Thursday, March 27, 2008
OK, so the TSLF result is in.....and it left your humble scribe scratching his head. Given the daily moans concerning the "worst banking crisis since the Depression" (has that phrase been trademarked yet?), one would have presumed that a facility that enabled banks to replace soiled MBS turds with shiny Treasuries would have generated quite a bit of interest.
In fact, the result was pretty damned tepid. Bid-to-cover was a paltry 1.15; by way of comparison, the bid-to-cover at today's 5 year Treasury auction, which most observers characterized as "mixed", was 1.98. The lowest bid-to-cover at any of the TAFs was 1.25, and the rest of them have been closer to 2, if not more.
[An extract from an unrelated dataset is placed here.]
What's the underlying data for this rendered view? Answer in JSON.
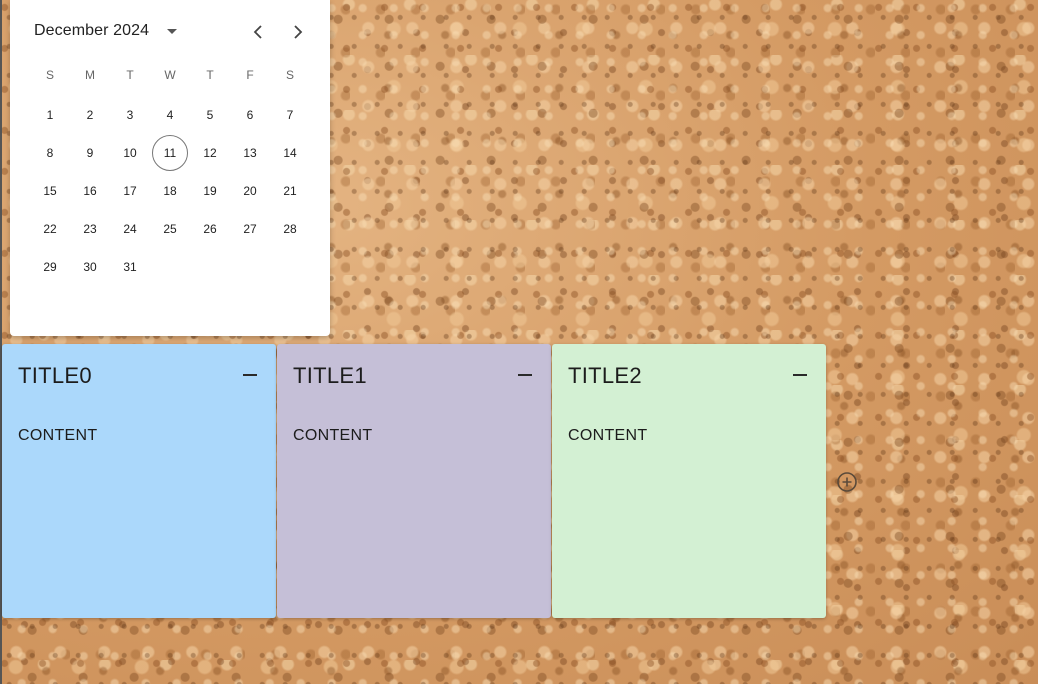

So what gives? Are banks in dire straits and in need of money for nothing? (Sorry.) If so, why couldn't they be bothered to bid more aggressively in the TSLF? (Only 7 banks submitted bids.) And if they don't need the liquidity, then why the bloody hell is the Fed helping JPM buy Bear? And if (relatively speaking) no one was going to use this facility, why did its announcement prove to be such a fillip for risk assets?
Any fixed income geeks who are more familiar with the "plumbing" of these Fed facilities than Macro Man, please feel free to chime in and enlighten him as to what he's missing. 'Cause as things now stand, this TSFL mularkey is creating more questions than answers.